It is unlikely that there is any fundamental difference in how the brain initiates thought and action. We learn the process of thinking incrementally, acquiring knowledge of language, logic, the external world and cultural norms and expectations just as we learn physical actions like talking, walking or playing the piano. If we conceptualize thought as a mental motor skill subject to the same temporal reorganization as high-speed sports, it’s hard to avoid the conclusion that the experience of free will (agency) and conscious rational deliberation are both biologically generated illusions.
What then are we to do with the concept of rationality? It would be a shame to get rid of a term useful in characterizing the clarity of a line of reasoning. Everyone understands that “being rational” implies trying to strip away biases and innate subjectivity in order to make the best possible decision. But what if the word rational leads us to scientifically unsound conclusions?
We describe the decision to jam on the brakes at the sight of a child running into the road as being rational, even when we understand that it is reflexive. However, few of us would say that a self-driving car performing the same maneuver was acting rationally.
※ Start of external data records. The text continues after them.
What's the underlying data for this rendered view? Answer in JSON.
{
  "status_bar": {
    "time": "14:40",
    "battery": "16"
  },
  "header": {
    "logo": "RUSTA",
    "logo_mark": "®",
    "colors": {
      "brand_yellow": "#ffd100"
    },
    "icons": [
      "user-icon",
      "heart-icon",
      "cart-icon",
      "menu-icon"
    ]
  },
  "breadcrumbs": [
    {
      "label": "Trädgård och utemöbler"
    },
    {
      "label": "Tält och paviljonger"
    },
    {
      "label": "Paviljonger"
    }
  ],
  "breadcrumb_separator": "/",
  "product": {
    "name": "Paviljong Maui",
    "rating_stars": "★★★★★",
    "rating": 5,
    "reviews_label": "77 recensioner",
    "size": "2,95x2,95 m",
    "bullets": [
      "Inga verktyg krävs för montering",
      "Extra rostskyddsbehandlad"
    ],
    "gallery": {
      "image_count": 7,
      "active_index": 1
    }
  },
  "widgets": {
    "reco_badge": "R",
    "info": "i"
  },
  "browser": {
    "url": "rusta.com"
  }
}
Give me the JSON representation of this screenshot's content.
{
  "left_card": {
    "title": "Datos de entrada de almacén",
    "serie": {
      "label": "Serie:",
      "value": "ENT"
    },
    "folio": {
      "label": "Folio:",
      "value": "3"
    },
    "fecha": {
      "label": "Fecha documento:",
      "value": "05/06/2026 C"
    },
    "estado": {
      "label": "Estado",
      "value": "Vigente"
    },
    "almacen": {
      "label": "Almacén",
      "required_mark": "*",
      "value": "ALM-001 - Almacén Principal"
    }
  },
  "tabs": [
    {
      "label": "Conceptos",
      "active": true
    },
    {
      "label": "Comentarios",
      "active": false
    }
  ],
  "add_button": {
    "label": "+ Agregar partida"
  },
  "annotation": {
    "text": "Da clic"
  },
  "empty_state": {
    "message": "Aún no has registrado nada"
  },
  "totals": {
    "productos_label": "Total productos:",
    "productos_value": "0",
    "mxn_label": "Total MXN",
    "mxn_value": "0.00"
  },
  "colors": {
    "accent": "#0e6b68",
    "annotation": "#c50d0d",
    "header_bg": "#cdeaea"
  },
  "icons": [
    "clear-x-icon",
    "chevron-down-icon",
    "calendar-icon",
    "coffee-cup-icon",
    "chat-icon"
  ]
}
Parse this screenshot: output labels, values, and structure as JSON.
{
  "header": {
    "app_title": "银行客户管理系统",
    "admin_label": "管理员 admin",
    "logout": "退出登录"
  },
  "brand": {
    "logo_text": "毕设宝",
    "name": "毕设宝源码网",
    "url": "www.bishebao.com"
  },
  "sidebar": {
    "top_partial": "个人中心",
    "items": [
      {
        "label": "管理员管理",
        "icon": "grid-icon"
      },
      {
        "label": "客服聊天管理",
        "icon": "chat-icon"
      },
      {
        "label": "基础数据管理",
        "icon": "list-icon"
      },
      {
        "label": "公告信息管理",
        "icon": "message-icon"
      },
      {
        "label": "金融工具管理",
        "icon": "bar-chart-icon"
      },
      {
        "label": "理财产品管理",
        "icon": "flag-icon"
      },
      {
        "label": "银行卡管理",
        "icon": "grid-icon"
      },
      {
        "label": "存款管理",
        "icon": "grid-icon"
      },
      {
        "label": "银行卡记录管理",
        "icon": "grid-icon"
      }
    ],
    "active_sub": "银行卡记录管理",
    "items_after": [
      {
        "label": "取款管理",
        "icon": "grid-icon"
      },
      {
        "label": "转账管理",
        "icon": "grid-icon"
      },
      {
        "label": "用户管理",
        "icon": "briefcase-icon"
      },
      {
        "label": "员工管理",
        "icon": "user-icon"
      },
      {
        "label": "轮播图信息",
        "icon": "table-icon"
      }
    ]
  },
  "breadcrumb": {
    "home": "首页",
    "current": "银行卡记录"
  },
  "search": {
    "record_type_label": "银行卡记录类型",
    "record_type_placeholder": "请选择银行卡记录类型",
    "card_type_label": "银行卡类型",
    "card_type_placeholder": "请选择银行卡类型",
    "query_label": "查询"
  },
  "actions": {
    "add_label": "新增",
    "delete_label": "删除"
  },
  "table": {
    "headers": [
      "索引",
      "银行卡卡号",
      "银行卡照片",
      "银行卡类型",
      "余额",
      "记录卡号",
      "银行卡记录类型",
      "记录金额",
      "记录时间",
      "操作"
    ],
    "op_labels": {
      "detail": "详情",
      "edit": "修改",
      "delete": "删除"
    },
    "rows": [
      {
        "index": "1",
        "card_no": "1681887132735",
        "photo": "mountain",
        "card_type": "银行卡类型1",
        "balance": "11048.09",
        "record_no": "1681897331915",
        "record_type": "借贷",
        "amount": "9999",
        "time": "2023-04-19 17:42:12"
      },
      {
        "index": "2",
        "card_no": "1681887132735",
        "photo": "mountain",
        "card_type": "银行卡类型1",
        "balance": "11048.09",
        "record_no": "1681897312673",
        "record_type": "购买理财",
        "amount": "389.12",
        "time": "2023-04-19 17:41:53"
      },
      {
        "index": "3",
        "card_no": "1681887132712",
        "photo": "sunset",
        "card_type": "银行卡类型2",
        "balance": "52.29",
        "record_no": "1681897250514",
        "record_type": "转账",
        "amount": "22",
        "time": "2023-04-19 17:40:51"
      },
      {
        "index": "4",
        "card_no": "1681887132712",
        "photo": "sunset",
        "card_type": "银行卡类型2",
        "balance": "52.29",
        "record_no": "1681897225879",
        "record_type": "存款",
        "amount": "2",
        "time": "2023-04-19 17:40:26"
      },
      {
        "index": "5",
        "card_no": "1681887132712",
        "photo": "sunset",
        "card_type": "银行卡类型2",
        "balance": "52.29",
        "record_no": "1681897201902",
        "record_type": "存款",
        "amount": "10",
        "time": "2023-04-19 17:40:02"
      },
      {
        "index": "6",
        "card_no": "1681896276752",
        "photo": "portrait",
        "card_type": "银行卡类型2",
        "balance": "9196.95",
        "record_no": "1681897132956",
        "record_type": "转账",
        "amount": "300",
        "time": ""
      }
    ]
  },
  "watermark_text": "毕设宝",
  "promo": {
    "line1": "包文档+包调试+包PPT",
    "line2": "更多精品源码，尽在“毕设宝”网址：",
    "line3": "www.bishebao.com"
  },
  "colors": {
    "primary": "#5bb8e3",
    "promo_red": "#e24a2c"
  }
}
It’s pretty obvious that the difference in how we assign rationality isn’t dependent upon how decisions are made, but how we wish to see ourselves in relationship to the rest of the animal kingdom, and indeed even to plants and intelligent machines.
It is hard to imagine what would happen to modern thought if we abandoned the notion of rationality. Scientific method might partly fill the void. With quantum physics, scientists have been able to validate counterintuitive theories. But empirical methods can’t help us with abstract, non-measurable, linguistically ambiguous concepts such as purpose and meaning. It’s no wonder that pre-eminent scientists like Stephen Hawking have gleefully declared, “Philosophy is dead.”
Going forward, the greatest challenge for philosophy will be to remain relevant while conceding that, like the rest of the animal kingdom, we are decision-making organisms rather than rational agents, and that our most logical conclusions about moral and ethical values can’t be scientifically verified nor guaranteed to pass the test of time. (The history of science should serve as a cautionary tale for anyone tempted to believe in the persistent truth of untestable ideas).
Even so, I would hate to discard such truisms such as “know thyself” or “the unexamined life isn’t worth living.” Reason allows us new ways of seeing, just as close listening to a piece of music can reveal previously unheard melodies and rhythms or observing an ant hill can give us an unexpected appreciation of nature’s harmonies. These various forms of inquiry aren’t dependent upon logic and verification; they are modes of perception.
Robert R. Burton dirigió el Departamento de Neurología en la Universidad de California, San Francisco, y es el autor de On Being Certain: Believing You Are Right Even When You’re Not y A Skeptic’s Guide to the Mind: What Neuroscience Can and Cannot Tell Us About Ourselves.